The rediscovery of classical literature, starting in the 12th Century CE, initiated the process of relearning about the literature and knowledge of the ancient world that had been lost in Europe during the Middle Ages. Much of this literature, consisting of vast subjects including poetry, history, and philosophy, that initiated the Renaissance in the following centuries was found in the libraries of Christian monasteries. These institutions, which also provided some education in places where there otherwise was none, are lauded for their positive effect on preserving the knowledge of the classical World. The Catholic church has therefore often been the institution to which the preservation of classical literature is attributed. Meanwhile, Western Europe had fallen into what is known as the Dark Ages, due to its scarcity of literacy, population decline, and decline in trade. Interest in classical writings had been in decline since Late Antiquity and with the decline in literacy this only worsened. However, before the Church should be lauded for their preservation work, it is important to know what caused the decline in interest in classical writings during Late Antiquity into the Middle Ages in the first place.
In the 2nd Century CE, Ancient Literature and philosophy were still widely practiced and highly regarded in Western Europe; the emperor Marcus Aurelius (121-180 CE) was even a (Stoic) philosopher himself. He wrote a series of personal writings, known as Meditations that became a incredibly important work of philosophy. Yet in 391 CE the Serapeum of Alexandria, the most important library and school of philosophy in the Roman world was demolished. A few years later, in the year 415, the Alexandria-based, Neoplatonist philosopher, astronomer, and mathematician Hypatia was torn to pieces and then burned for being an influential pagan. In 529 the Platonic Academy of Athens was closed and a history of nearly a millennium of philosophy in Athens came to an end. Within this time Roman society must have changed significantly for the paradigm shift regarding philosophy and literature to happen.

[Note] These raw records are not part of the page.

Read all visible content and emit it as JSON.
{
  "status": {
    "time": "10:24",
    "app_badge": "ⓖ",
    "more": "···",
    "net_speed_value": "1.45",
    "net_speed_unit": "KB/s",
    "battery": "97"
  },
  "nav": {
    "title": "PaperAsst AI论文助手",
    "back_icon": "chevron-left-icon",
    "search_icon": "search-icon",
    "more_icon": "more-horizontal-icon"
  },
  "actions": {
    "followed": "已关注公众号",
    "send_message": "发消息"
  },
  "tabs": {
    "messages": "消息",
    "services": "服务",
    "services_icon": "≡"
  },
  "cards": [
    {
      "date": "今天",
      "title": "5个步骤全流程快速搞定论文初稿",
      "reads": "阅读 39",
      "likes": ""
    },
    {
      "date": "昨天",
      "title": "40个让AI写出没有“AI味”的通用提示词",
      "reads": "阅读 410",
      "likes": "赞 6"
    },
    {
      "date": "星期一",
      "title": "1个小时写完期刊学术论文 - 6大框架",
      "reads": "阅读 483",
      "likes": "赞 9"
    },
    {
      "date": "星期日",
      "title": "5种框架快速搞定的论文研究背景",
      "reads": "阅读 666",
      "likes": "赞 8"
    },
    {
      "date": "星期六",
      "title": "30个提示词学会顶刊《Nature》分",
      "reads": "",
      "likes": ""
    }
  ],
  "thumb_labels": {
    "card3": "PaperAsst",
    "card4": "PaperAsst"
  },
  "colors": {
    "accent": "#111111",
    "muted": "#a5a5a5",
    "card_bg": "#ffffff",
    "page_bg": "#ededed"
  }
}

Not just public opinion regarding literature had changed in the Roman Empire during this period; the entire world view of much of the population had changed. When Constantine the Great (272-337) became Emperor in 306 CE only about 10% of the population in the Roman Empire was Christian (others were “pagan” polytheists, Epicurean Atomists/Atheists, Manicheans, Mithraists, Jews, followers of cults like those of Sol Invictus and Isis, etc.). By the early 6th centuries there had been several declarations by both Bishops and Emperors that the “pagans” were extinct. Although this was not completely true, it was indeed so that the vast majority of the population in the Roman Empire converted to Christianity.
Censorship and Persecution
These Christians reveled in their ignorance and illiteracy. As stated in Corinthians 3:19, “For the Wisdom of this world is foolishness with God.” Practicing any philosophical or scientific work was considered redundant by Christian bishops who believed that all knowledge that humanity needed could be found in scripture. They believed it was arrogant to believe that one could understand the universe; one could not comprehend God’s creation. This was a very different worldview from that of the philosophers who had been popular before, they wanted to comprehend the world and had incredible discoveries in scientific fields including mathematics, astronomy, biology, and logic. As Christians gained more power, declarations and laws were enforced that forbade pagan literature that contradicted the Christian doctrines. For example, the worldview held by Epicurean Atomists that the world was eternal, and therefore did not need a creation, contradicted Genesis, leading to their works being prohibited.
Not only were the works of literature by pagans attacked, physical violence also began to increase. The attack on non-Christians began with the first Christian emperor Constantine the Great. He ordered the pillaging and tearing down of pagan temples, among them the aforementioned Serapeum of Alexandria in 325 CE. Those that murdered of Hypatia were Christian fanatics. In 529 CE the emperor Justinian instituted in his famous Corpus Juris Civilis, also referred to as the Code of Justinian, a law that stated: “Moreover, we forbid the teaching of any doctrine by those who labour under the insanity of paganism.” This legally forbade any works by non-Christians.
The Debt to Christianity
It was the Christians who forbade the existence and reading of a vast amount of classical literature. Monasteries were the only place where a small amount of classical literature was preserved. However, the reason that preservation was necessary is because Christians elsewhere destroyed the other copies. This conclusion changes the debt we are supposed to owe to Christian institutions for preserving a few of these works. One does not hold a debt to a person who destroys all their possessions but leaves you with a few. One should not have to thank such a person for doing so. We, as Western Civilisation, are not indebted to Christianity for the preservation of classical literature. A fraction of classical literature was preserved despite Christianity.